Exercise description:
Among the lines below, return each one that contains the word "title".

[Dataset rows describing interfaces]
· · · · · · ·

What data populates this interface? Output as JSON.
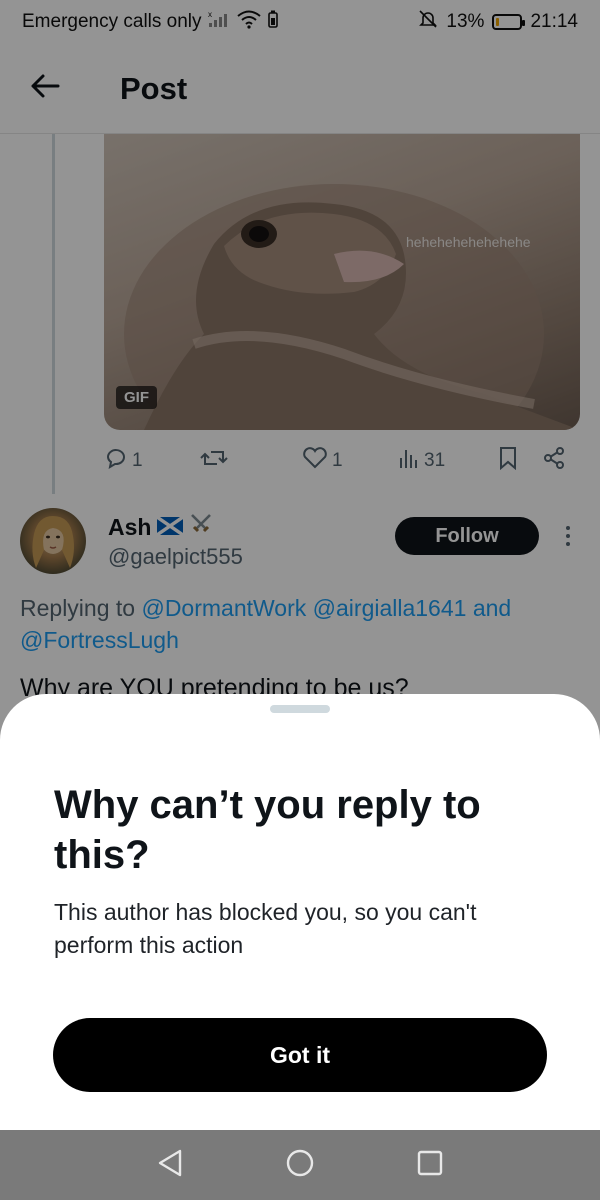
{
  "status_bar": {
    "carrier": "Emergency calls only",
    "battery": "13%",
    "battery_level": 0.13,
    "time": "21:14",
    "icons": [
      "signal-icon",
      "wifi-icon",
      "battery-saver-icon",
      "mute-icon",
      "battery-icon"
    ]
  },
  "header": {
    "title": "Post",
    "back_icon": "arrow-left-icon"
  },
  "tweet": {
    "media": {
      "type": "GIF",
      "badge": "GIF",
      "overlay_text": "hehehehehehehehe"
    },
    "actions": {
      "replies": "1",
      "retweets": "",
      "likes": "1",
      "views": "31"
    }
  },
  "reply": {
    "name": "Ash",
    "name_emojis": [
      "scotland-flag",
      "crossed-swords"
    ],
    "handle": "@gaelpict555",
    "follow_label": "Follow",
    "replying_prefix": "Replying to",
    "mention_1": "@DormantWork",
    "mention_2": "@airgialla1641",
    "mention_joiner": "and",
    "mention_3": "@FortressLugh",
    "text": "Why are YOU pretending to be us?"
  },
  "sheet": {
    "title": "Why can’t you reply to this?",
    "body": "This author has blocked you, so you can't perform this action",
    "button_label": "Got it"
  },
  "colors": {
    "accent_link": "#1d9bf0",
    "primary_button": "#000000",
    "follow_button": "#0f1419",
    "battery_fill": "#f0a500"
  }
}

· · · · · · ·

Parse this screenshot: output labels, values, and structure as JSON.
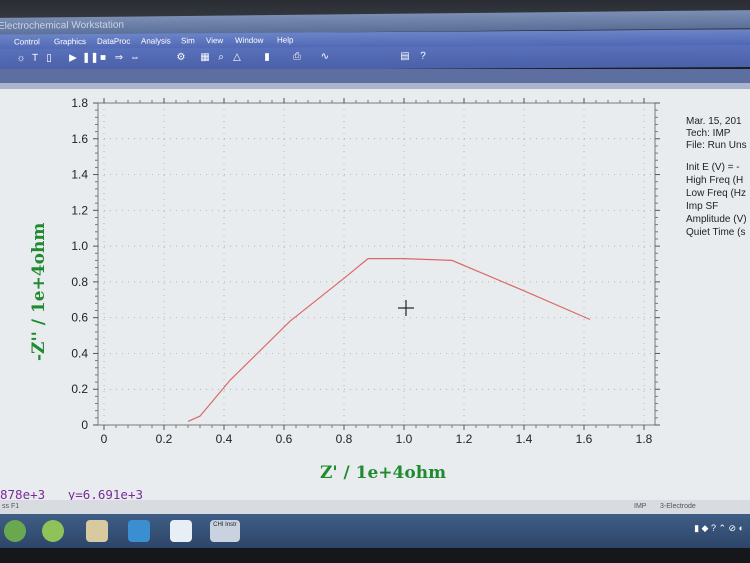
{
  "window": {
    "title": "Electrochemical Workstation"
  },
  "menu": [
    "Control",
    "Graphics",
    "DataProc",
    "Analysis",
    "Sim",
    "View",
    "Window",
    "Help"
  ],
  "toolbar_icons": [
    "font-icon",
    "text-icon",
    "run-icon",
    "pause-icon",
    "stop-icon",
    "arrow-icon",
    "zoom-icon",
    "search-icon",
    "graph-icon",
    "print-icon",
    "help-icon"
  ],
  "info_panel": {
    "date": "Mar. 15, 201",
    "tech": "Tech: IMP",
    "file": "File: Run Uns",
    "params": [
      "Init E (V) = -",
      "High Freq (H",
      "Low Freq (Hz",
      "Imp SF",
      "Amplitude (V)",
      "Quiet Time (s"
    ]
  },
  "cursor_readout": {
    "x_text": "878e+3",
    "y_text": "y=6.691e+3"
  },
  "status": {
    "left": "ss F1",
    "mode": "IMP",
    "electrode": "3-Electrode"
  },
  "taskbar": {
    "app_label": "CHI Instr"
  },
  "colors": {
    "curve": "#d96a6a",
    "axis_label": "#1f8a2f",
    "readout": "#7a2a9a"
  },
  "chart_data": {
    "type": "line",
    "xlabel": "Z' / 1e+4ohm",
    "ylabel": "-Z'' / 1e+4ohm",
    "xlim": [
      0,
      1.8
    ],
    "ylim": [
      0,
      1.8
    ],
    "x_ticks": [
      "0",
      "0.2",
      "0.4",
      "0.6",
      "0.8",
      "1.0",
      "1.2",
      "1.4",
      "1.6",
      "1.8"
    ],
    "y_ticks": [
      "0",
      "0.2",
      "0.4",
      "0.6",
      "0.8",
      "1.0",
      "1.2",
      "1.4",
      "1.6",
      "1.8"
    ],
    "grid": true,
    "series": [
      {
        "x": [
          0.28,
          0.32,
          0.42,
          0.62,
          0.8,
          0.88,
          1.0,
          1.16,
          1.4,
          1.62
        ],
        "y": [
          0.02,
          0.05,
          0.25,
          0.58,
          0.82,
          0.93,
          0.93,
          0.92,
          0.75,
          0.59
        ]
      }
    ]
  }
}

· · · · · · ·

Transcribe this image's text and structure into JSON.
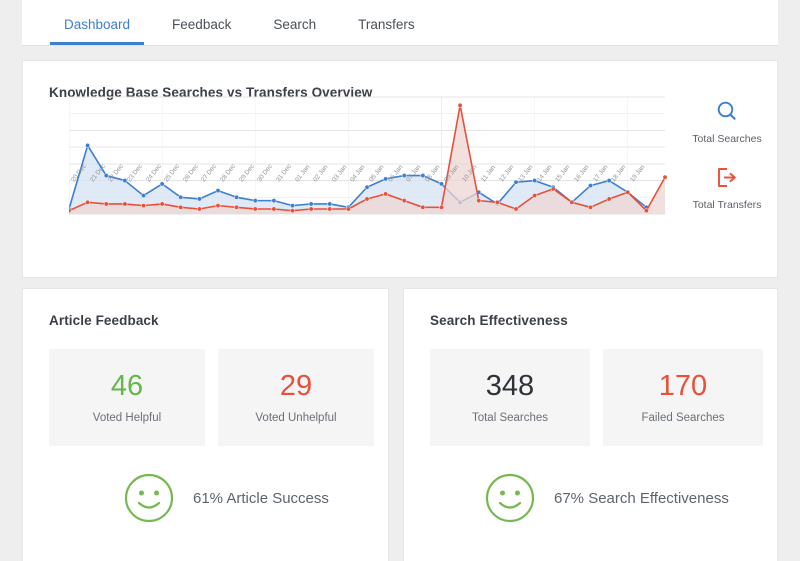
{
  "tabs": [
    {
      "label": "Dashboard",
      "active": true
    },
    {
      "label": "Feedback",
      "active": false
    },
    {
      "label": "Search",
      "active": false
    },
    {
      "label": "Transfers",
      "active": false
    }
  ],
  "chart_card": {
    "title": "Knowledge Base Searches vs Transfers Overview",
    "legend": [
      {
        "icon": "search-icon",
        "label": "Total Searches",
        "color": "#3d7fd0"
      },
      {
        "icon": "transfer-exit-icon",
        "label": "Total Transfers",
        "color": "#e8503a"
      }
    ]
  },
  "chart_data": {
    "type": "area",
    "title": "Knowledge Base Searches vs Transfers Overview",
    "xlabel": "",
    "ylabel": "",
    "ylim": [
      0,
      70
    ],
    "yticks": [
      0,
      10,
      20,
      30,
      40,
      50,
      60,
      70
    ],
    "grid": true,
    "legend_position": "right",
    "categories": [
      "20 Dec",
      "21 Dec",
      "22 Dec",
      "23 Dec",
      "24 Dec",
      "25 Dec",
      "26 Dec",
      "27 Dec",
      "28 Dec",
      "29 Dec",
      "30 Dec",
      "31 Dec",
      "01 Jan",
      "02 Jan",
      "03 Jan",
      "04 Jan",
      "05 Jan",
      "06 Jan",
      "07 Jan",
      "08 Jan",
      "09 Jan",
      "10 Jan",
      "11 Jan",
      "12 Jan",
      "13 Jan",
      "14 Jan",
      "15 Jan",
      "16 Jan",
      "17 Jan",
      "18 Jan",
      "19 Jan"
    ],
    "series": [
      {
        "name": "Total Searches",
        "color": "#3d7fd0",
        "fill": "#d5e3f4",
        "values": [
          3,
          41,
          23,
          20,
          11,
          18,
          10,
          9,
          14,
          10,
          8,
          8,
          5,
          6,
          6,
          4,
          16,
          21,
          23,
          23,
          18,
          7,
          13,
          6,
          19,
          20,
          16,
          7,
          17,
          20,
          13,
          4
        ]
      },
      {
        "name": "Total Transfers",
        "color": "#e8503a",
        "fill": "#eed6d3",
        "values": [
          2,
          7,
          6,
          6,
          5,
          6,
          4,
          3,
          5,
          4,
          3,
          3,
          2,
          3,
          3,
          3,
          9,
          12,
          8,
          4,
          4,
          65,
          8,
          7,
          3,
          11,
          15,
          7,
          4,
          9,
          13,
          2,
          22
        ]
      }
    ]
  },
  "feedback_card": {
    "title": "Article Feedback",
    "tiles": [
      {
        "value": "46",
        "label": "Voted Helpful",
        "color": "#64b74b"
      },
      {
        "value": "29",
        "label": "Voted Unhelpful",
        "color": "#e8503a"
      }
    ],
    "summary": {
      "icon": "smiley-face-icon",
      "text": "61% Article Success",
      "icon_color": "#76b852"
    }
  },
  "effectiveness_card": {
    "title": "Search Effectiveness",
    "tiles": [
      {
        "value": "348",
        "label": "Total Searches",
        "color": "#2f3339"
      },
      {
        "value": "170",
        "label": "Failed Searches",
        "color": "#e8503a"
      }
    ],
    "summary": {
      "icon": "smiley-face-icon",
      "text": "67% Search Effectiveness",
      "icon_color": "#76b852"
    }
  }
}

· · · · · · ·

Finished exercise:
    "title": "Post",
    "title": "Why can’t you reply to this?",
    "title": "Electrochemical Workstation"
    "title": "Knowledge Base Searches vs Transfers Overview",
    "title": "Knowledge Base Searches vs Transfers Overview",
    "title": "Article Feedback",
    "title": "Search Effectiveness",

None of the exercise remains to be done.